“The impact fees are not as significant to the community as giving up 46 percent of the water in our reservoir and allocating it” to 700, Bennett said.

Brandon Gee contributed to this report

– To reach Mike Lawrence, call 871-4233 or e-mail

Upcoming political coverage

Today is the deadline for candidates to file a campaign finance report for the reporting period ending Oct. 8. See Wednesday’s Steamboat Today for coverage of fundraising totals and contributors to local campaigns.

See Thursday’s Steamboat Today for profiles of District 1 Steamboat Springs City Council candidates Kevin Bennett and Cari Hermacinski.

Campaign ads fact check

Steamboat traffic vs. Eisenhower Tunnel

Claim: A campaign ad for City Council candidate Kevin Bennett, published on page 3 of the Oct. 7 Steamboat Today, states in reference to Steamboat 700: “Lincoln Avenue currently has about the same average daily volume of traffic as travels through Eisenhower Tunnel.”

Facts: According to the city of Steamboat Springs’ most recent traffic study – the NEPA study conducted by Jacobs Engineering – there were 19,310 average daily trips at 13th Street and Lincoln Avenue in December 2008. The study projected that there were 31,282 average daily trips at that location during the summer of this year. The Colorado Department of Transportation reports that there were 31,559 average daily trips on Interstate 70 at the Eisenhower Tunnel for the entire year of 2008. That includes 32,771 average daily trips in December 2008. There were 39,536 average daily trips in July 2009.

Verdict: According to CDOT numbers, the Eisenhower Tunnel sees about 8,000 more vehicles per day during summer months, and about 13,000 more vehicles per day during winter months. The winter comparison is the most accurate, because both numbers – the city’s NEPA study and CDOT’s traffic count – are actual vehicle counts from December 2008, not projections.

How much water?

Claim: Another campaign ad for Bennett, published on page 9 of the Sept. 29 Steamboat Today, states in reference to Steamboat 700: “There is not enough water (owned by the city) in Fish Creek Reservoir to accommodate west Steamboat growth.
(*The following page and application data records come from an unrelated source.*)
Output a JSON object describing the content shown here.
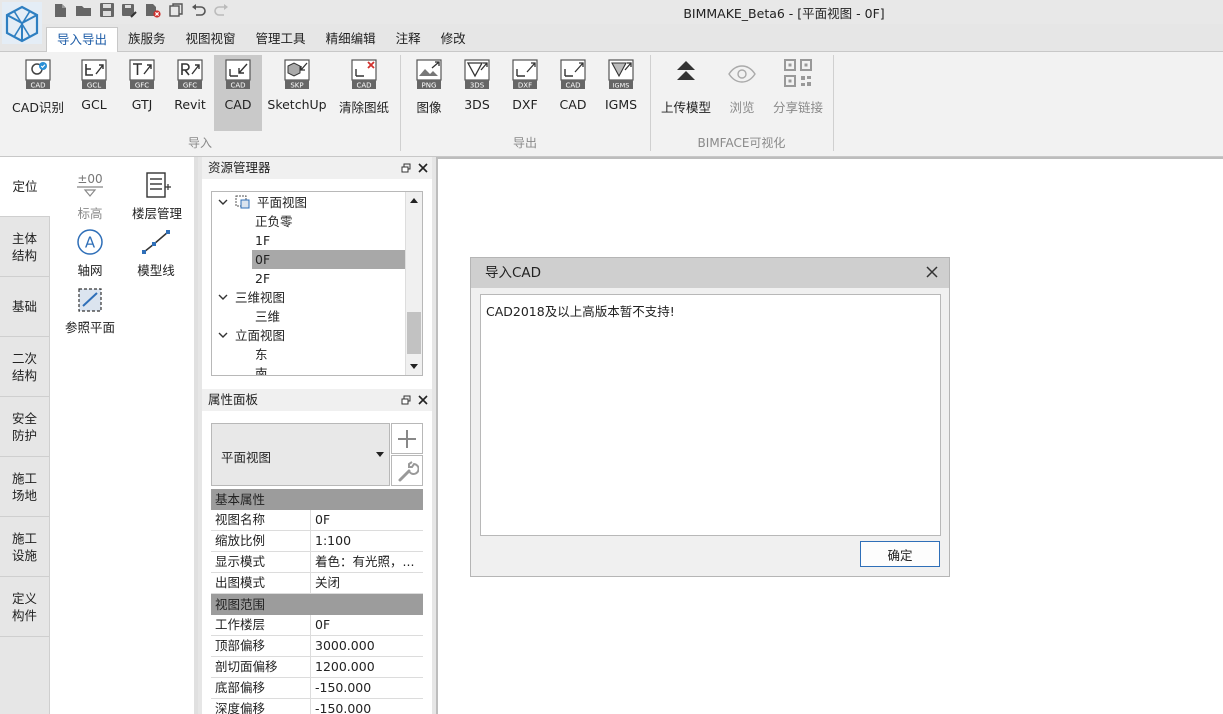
{
  "window": {
    "title": "BIMMAKE_Beta6 - [平面视图 - 0F]"
  },
  "ribbon": {
    "tabs": [
      {
        "label": "导入导出",
        "active": true
      },
      {
        "label": "族服务"
      },
      {
        "label": "视图视窗"
      },
      {
        "label": "管理工具"
      },
      {
        "label": "精细编辑"
      },
      {
        "label": "注释"
      },
      {
        "label": "修改"
      }
    ],
    "import": {
      "group_label": "导入",
      "buttons": [
        {
          "label": "CAD识别",
          "icon": "cad-recognize-icon",
          "tag": "CAD"
        },
        {
          "label": "GCL",
          "icon": "gcl-icon",
          "tag": "GCL"
        },
        {
          "label": "GTJ",
          "icon": "gtj-icon",
          "tag": "GFC"
        },
        {
          "label": "Revit",
          "icon": "revit-icon",
          "tag": "GFC"
        },
        {
          "label": "CAD",
          "icon": "cad-import-icon",
          "tag": "CAD"
        },
        {
          "label": "SketchUp",
          "icon": "sketchup-icon",
          "tag": "SKP"
        },
        {
          "label": "清除图纸",
          "icon": "clear-drawing-icon",
          "tag": "CAD"
        }
      ]
    },
    "export": {
      "group_label": "导出",
      "buttons": [
        {
          "label": "图像",
          "icon": "png-export-icon",
          "tag": "PNG"
        },
        {
          "label": "3DS",
          "icon": "3ds-export-icon",
          "tag": "3DS"
        },
        {
          "label": "DXF",
          "icon": "dxf-export-icon",
          "tag": "DXF"
        },
        {
          "label": "CAD",
          "icon": "cad-export-icon",
          "tag": "CAD"
        },
        {
          "label": "IGMS",
          "icon": "igms-export-icon",
          "tag": "IGMS"
        }
      ]
    },
    "bimface": {
      "group_label": "BIMFACE可视化",
      "buttons": [
        {
          "label": "上传模型",
          "icon": "upload-icon"
        },
        {
          "label": "浏览",
          "icon": "eye-icon"
        },
        {
          "label": "分享链接",
          "icon": "qr-code-icon"
        }
      ]
    }
  },
  "rail": {
    "items": [
      {
        "label": "定位"
      },
      {
        "label": "主体\n结构"
      },
      {
        "label": "基础"
      },
      {
        "label": "二次\n结构"
      },
      {
        "label": "安全\n防护"
      },
      {
        "label": "施工\n场地"
      },
      {
        "label": "施工\n设施"
      },
      {
        "label": "定义\n构件"
      }
    ]
  },
  "tools": {
    "elevation": {
      "label": "标高",
      "icon_text": "±00"
    },
    "floor_mgmt": {
      "label": "楼层管理"
    },
    "grid": {
      "label": "轴网",
      "icon_text": "A"
    },
    "model_line": {
      "label": "模型线"
    },
    "ref_plane": {
      "label": "参照平面"
    }
  },
  "resource_manager": {
    "title": "资源管理器",
    "tree": [
      {
        "label": "平面视图",
        "level": 0
      },
      {
        "label": "正负零",
        "level": 1
      },
      {
        "label": "1F",
        "level": 1
      },
      {
        "label": "0F",
        "level": 1,
        "selected": true
      },
      {
        "label": "2F",
        "level": 1
      },
      {
        "label": "三维视图",
        "level": 0
      },
      {
        "label": "三维",
        "level": 1
      },
      {
        "label": "立面视图",
        "level": 0
      },
      {
        "label": "东",
        "level": 1
      },
      {
        "label": "南",
        "level": 1
      }
    ]
  },
  "properties": {
    "title": "属性面板",
    "type_selector": "平面视图",
    "sections": [
      {
        "name": "基本属性",
        "rows": [
          {
            "key": "视图名称",
            "value": "0F"
          },
          {
            "key": "缩放比例",
            "value": "1:100"
          },
          {
            "key": "显示模式",
            "value": "着色：有光照，..."
          },
          {
            "key": "出图模式",
            "value": "关闭"
          }
        ]
      },
      {
        "name": "视图范围",
        "rows": [
          {
            "key": "工作楼层",
            "value": "0F"
          },
          {
            "key": "顶部偏移",
            "value": "3000.000"
          },
          {
            "key": "剖切面偏移",
            "value": "1200.000"
          },
          {
            "key": "底部偏移",
            "value": "-150.000"
          },
          {
            "key": "深度偏移",
            "value": "-150.000"
          }
        ]
      }
    ]
  },
  "dialog": {
    "title": "导入CAD",
    "message": "CAD2018及以上高版本暂不支持!",
    "ok_label": "确定"
  }
}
Proponents claim the water is available by proposing to use 45 percent of our water reserves, needed in case of drought, fire, or other emergency.”

Facts: The city’s storage rights in Fish Creek Reservoir are 2,518 acre-feet, according to the Mount Werner Water and Sanitation District. The most recent water demand report submitted by Steamboat 700 states a need for 1,111 acre-feet, or 44 percent of the city’s Fish Creek Reservoir allocation. Steamboat 700 also would be required to pay about $1 million to firm up existing city water rights in sources including the Elk River and Stagecoach Reservoir.

Verdict: It’s true that Steamboat 700 proposes to use about 45 percent of the city’s water storage rights in Fish Creek Reservoir. But Bennett’s claim doesn’t acknowledge the city’s other water rights and sources. The nearly $1 million proposed payment from Steamboat 700 would help develop some of those rights, including an 8 cubic feet per second in-stream flow right from the Elk River and 552 acre-feet in Stagecoach Reservoir.

Brandon Gee contributed to this report